The BBC (the British Broadcasting Company, later to become the British Broadcasting Corporation) began transmitting public radio in 1922 as a service to inform, educate and entertain. Due to concerns about potential disruption of military and civil communications, heavy regulatory restrictions were placed on who, when and what could be broadcast. By the early 1930’s, Radio Luxembourg was established and adopted, largely by English-speaking broadcasters, as a method of circumventing the monopoly held by the BBC. This was the birth of “pirate radio” and would, for the majority of the twentieth century, be used as a method of broadcasting content to Europe and the British Isles that would otherwise not be heard.
In 1934, a program by the Radio Church of God, later known as “The World Tomorrow,” began to broadcast out of Eugene, Oregon by Herbert W. Armstrong. The program transmitted the same message of the coming Kingdom of God that you read in this magazine today, and which you can watch on the Tomorrow’s World program, aired around the world on television and online. After spreading to various radio stations across North America, the program began to be aired on Radio Luxembourg in the 1950’s, and Mr. Armstrong’s efforts grew into a truly worldwide work.
The birth of mass communication brought with it the first opportunity to preach the good news of God’s coming Kingdom to a truly global audience. No longer would it always be necessary to travel in person in order to speak to audiences scattered all about the planet.
The effectiveness of radio waves as a method of communication has since increased to include television and more recently the Internet.
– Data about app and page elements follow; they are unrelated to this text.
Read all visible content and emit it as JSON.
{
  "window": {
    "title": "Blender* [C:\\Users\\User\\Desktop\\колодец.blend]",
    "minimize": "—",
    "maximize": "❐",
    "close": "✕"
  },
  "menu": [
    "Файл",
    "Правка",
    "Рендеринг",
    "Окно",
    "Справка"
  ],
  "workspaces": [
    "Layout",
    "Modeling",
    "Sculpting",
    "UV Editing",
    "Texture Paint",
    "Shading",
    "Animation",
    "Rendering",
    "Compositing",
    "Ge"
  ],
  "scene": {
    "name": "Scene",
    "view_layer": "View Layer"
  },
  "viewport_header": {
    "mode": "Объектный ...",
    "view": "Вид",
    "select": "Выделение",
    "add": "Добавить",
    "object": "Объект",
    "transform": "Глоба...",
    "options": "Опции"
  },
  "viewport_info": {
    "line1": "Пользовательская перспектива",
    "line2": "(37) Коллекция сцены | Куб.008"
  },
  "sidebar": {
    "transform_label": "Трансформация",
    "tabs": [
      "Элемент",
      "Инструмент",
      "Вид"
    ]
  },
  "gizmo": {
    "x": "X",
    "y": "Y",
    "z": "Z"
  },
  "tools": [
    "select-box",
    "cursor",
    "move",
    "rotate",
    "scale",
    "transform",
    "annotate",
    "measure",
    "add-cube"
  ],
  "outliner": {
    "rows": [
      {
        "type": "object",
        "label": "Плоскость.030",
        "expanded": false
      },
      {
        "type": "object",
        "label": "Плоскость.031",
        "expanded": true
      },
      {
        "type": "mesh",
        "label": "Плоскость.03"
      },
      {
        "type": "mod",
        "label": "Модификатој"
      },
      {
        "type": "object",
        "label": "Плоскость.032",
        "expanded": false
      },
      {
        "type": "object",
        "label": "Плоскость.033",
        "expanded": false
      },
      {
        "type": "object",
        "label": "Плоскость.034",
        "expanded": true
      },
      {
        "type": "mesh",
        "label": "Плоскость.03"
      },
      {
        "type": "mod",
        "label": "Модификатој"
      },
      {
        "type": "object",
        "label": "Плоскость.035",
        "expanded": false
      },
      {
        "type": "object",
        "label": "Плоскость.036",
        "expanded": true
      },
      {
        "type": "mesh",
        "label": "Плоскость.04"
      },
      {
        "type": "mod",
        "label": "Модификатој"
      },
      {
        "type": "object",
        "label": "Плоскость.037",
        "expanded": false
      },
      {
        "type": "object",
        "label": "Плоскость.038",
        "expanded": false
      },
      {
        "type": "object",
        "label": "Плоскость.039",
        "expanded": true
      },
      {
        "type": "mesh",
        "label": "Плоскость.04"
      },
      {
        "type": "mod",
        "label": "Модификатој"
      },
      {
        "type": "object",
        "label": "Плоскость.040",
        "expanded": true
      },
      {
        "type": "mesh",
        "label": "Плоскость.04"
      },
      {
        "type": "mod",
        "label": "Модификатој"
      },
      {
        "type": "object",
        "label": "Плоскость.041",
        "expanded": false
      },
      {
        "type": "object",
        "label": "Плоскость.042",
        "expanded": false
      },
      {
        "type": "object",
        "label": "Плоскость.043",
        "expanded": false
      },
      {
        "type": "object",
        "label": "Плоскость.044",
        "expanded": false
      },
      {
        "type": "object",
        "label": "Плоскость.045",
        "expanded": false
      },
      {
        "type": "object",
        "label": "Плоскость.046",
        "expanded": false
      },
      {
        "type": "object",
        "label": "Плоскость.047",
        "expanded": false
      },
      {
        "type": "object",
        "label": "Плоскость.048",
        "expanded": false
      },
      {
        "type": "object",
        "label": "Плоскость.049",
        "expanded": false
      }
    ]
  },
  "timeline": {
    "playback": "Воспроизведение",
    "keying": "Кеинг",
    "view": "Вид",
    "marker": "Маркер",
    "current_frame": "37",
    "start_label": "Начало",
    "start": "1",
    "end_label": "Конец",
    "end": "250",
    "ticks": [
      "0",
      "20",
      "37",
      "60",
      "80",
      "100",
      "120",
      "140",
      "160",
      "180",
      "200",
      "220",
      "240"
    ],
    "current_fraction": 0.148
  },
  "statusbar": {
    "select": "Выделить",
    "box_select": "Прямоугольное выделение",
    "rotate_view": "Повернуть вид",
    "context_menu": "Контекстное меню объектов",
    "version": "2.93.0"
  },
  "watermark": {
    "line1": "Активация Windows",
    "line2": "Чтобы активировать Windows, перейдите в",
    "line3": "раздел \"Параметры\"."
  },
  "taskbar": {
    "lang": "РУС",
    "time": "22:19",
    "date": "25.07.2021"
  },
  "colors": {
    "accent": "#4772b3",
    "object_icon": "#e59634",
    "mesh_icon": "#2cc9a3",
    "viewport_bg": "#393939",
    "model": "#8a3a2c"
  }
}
The ease with which information can now be transmitted and shared abroad has resulted in a veritable “information explosion”!
Everyone is now able to inform, educate and entertain on a global stage—but there is an obvious risk associated with this technology. Paul refers to our adversary, Satan the devil, as “the prince of the power of the air” (Ephesians 2:2), and—in much the same way that electronic signals can be sent out to deliver a message of hope—the ideas and influence of corrupt and debased minds can also be transmitted into our very homes. And the volume of media we consume and share today on social media platforms such as Twitter, YouTube and Facebook—much of it distasteful or vulgar—poses one of the greatest challenges facing society. Marconi’s marvelous discovery may have accelerated humanity’s technical progress, but it did not change human nature.
As the radio waves bounce and reverberate around us, this form of “invisible light” must be used for good—as both an example and a witness for the troubled world today. However, it is not just the content of messages delivered by groups or governments that matters. What matters is our own, individual approach to communication, and whether or not we set the right example each time a post, picture or video is uploaded. Ever since the first transatlantic transmission was received on Signal Hill, opportunities to individually and collectively demonstrate and educate the world about God’s ways have increased at a phenomenal rate. May we use them to be “the light of the world. A city that is set on a hill” (Matthew 5:14).